At the line with "Enumerate this screenshot's", start repeating the data, and continue line by line through the final line, exactly.

(Items from an interface collection)
= Beginning of Section =

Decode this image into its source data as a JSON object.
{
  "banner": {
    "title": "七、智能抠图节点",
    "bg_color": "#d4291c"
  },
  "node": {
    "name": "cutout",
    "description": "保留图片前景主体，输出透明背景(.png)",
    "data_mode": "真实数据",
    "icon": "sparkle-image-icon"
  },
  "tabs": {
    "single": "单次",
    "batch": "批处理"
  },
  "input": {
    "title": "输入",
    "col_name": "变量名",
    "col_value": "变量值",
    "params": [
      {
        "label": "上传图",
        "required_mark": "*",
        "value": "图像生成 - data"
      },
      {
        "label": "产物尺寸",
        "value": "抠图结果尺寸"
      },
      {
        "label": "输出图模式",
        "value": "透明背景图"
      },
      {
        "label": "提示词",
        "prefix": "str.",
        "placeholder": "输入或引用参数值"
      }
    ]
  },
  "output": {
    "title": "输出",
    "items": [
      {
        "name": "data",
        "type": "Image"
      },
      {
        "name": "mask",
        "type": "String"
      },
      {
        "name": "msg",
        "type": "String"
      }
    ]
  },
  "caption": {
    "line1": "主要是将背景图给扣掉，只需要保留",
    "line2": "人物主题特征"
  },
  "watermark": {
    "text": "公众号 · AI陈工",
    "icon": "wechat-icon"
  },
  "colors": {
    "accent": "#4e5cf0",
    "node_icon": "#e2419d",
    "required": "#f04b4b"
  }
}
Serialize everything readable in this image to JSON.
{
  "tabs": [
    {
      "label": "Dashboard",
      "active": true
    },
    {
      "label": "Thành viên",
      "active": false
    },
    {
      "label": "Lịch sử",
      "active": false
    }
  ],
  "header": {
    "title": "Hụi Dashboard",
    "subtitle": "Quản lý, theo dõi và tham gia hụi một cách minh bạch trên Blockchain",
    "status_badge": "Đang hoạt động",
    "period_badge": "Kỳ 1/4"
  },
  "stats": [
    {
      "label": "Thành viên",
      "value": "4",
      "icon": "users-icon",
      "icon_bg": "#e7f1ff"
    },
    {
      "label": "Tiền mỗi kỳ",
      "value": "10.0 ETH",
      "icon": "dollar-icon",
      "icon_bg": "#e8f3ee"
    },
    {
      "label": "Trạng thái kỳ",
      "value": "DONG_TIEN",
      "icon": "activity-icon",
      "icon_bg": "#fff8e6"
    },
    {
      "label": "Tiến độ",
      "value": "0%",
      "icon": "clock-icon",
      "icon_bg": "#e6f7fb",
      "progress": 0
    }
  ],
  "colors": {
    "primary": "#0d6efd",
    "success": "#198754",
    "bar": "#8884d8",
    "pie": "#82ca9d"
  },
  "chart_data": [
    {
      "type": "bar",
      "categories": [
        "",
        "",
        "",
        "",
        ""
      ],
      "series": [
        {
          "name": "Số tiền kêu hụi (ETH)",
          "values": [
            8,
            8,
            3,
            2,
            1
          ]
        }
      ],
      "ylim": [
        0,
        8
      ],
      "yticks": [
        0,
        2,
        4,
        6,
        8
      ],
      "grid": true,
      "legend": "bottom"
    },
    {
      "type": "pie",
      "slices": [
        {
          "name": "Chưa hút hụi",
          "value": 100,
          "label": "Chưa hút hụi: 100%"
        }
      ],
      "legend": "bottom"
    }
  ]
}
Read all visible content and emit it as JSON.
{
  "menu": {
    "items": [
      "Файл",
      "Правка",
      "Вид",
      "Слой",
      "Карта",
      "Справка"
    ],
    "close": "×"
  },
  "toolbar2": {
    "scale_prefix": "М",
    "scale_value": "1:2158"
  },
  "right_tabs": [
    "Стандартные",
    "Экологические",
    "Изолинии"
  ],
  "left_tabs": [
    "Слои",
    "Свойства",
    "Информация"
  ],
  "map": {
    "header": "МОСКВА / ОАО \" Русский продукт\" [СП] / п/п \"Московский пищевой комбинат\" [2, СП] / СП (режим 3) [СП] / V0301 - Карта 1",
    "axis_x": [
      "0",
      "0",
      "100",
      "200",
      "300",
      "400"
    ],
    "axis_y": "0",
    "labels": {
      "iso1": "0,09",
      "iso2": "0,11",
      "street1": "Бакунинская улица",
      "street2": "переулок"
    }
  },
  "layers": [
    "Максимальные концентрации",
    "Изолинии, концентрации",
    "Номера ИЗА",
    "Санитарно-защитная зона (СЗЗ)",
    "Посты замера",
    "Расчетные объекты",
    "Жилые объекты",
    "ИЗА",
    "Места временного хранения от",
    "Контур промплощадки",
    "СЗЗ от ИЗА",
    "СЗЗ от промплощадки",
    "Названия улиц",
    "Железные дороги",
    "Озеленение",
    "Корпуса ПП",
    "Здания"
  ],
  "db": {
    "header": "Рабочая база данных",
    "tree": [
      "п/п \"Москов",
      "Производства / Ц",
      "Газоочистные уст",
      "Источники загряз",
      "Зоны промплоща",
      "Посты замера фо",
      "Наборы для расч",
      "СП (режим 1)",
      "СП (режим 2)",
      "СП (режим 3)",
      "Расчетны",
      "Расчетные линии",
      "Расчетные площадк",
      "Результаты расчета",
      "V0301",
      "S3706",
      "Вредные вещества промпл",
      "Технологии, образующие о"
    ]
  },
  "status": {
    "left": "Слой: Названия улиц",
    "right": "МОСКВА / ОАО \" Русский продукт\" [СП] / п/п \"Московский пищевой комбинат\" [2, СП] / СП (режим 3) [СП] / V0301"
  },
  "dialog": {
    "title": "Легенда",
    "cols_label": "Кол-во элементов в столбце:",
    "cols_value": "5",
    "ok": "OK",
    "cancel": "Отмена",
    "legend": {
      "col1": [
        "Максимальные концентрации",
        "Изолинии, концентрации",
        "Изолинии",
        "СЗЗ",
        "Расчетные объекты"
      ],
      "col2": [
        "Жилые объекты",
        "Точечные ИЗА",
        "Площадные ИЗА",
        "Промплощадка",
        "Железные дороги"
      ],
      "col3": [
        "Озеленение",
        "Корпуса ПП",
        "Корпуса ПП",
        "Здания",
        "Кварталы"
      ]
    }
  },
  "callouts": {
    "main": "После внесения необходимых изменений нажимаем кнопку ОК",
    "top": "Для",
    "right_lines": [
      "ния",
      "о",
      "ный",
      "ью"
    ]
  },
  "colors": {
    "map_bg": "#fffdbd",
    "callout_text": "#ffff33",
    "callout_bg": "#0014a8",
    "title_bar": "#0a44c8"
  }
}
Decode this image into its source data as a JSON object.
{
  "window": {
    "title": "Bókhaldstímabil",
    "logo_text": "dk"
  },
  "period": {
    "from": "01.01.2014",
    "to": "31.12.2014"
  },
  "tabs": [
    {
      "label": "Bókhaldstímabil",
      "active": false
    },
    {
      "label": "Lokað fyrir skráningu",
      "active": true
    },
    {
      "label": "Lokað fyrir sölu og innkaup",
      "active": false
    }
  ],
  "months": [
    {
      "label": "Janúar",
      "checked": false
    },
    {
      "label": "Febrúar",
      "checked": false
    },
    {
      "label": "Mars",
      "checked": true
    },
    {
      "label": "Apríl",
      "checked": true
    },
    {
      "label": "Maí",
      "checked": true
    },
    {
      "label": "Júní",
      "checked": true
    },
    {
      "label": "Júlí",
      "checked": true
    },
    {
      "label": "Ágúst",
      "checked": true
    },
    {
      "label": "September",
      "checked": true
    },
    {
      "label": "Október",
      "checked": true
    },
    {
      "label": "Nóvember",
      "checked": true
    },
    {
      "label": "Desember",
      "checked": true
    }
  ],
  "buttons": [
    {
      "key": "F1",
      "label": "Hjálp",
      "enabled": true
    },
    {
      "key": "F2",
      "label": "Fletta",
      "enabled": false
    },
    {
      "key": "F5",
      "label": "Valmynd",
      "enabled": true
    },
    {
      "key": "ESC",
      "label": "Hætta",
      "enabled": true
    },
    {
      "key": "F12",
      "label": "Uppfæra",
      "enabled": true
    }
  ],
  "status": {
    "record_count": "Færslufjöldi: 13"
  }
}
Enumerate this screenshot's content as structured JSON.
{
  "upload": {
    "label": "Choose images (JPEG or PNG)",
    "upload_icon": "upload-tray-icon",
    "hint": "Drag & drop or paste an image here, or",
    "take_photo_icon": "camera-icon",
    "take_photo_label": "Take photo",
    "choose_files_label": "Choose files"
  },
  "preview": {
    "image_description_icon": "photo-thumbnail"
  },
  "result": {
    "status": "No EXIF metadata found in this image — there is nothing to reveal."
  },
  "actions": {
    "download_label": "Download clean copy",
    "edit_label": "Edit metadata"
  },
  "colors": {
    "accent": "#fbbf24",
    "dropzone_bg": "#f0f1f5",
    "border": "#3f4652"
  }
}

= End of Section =

» **EXERCISE ANSWER**:
Enumerate this screenshot's content as structured JSON.
{
  "upload": {
    "label": "Choose images (JPEG or PNG)",
    "upload_icon": "upload-tray-icon",
    "hint": "Drag & drop or paste an image here, or",
    "take_photo_icon": "camera-icon",
    "take_photo_label": "Take photo",
    "choose_files_label": "Choose files"
  },
  "preview": {
    "image_description_icon": "photo-thumbnail"
  },
  "result": {
    "status": "No EXIF metadata found in this image — there is nothing to reveal."
  },
  "actions": {
    "download_label": "Download clean copy",
    "edit_label": "Edit metadata"
  },
  "colors": {
    "accent": "#fbbf24",
    "dropzone_bg": "#f0f1f5",
    "border": "#3f4652"
  }
}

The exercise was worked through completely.